=== Section Start ===

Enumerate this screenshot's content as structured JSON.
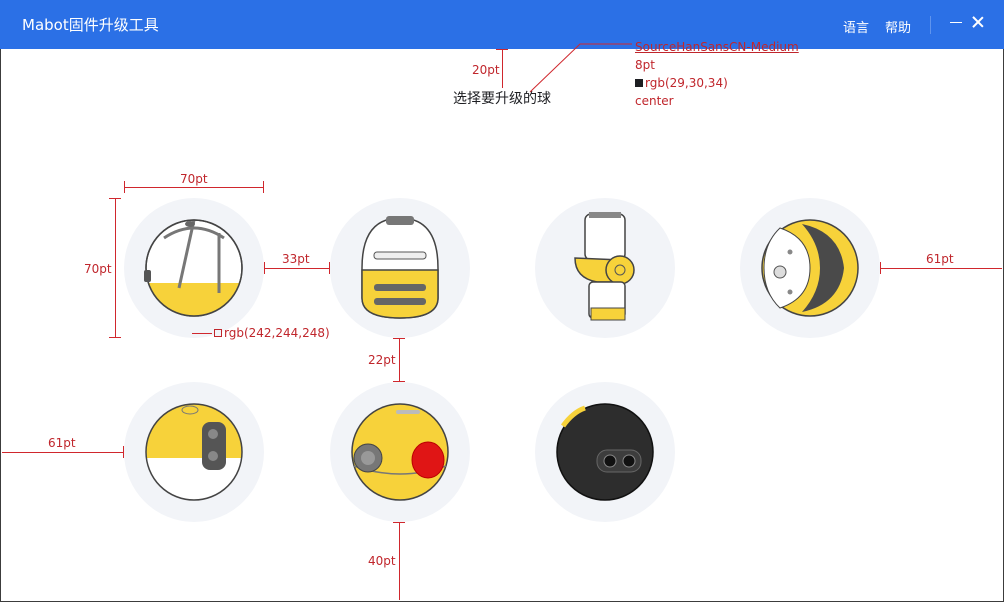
{
  "window": {
    "title": "Mabot固件升级工具",
    "menu": {
      "language": "语言",
      "help": "帮助"
    },
    "colors": {
      "titlebar": "#2b70e6"
    }
  },
  "main": {
    "heading": "选择要升级的球",
    "balls": [
      {
        "name": "ball-1",
        "icon": "ball-shell-white-yellow-icon"
      },
      {
        "name": "ball-2",
        "icon": "ball-drive-white-yellow-icon"
      },
      {
        "name": "ball-3",
        "icon": "ball-joint-white-yellow-icon"
      },
      {
        "name": "ball-4",
        "icon": "ball-wheel-grey-yellow-icon"
      },
      {
        "name": "ball-5",
        "icon": "ball-sensor-yellow-white-icon"
      },
      {
        "name": "ball-6",
        "icon": "ball-button-yellow-red-icon"
      },
      {
        "name": "ball-7",
        "icon": "ball-camera-black-icon"
      }
    ],
    "circle_color": "#f2f4f8"
  },
  "annotations": {
    "font_name": "SourceHanSansCN-Medium",
    "font_size": "8pt",
    "font_color": "rgb(29,30,34)",
    "font_color_hex": "#1d1e22",
    "align": "center",
    "top_gap": "20pt",
    "ball_width": "70pt",
    "ball_height": "70pt",
    "h_gap": "33pt",
    "v_gap": "22pt",
    "right_margin": "61pt",
    "left_margin": "61pt",
    "bottom_margin": "40pt",
    "circle_color": "rgb(242,244,248)",
    "circle_color_hex": "#f2f4f8",
    "color": "#c0262c"
  }
}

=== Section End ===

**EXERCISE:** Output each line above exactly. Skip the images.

**EXPECTED ANSWER:**
Enumerate this screenshot's content as structured JSON.
{
  "window": {
    "title": "Mabot固件升级工具",
    "menu": {
      "language": "语言",
      "help": "帮助"
    },
    "colors": {
      "titlebar": "#2b70e6"
    }
  },
  "main": {
    "heading": "选择要升级的球",
    "balls": [
      {
        "name": "ball-1",
        "icon": "ball-shell-white-yellow-icon"
      },
      {
        "name": "ball-2",
        "icon": "ball-drive-white-yellow-icon"
      },
      {
        "name": "ball-3",
        "icon": "ball-joint-white-yellow-icon"
      },
      {
        "name": "ball-4",
        "icon": "ball-wheel-grey-yellow-icon"
      },
      {
        "name": "ball-5",
        "icon": "ball-sensor-yellow-white-icon"
      },
      {
        "name": "ball-6",
        "icon": "ball-button-yellow-red-icon"
      },
      {
        "name": "ball-7",
        "icon": "ball-camera-black-icon"
      }
    ],
    "circle_color": "#f2f4f8"
  },
  "annotations": {
    "font_name": "SourceHanSansCN-Medium",
    "font_size": "8pt",
    "font_color": "rgb(29,30,34)",
    "font_color_hex": "#1d1e22",
    "align": "center",
    "top_gap": "20pt",
    "ball_width": "70pt",
    "ball_height": "70pt",
    "h_gap": "33pt",
    "v_gap": "22pt",
    "right_margin": "61pt",
    "left_margin": "61pt",
    "bottom_margin": "40pt",
    "circle_color": "rgb(242,244,248)",
    "circle_color_hex": "#f2f4f8",
    "color": "#c0262c"
  }
}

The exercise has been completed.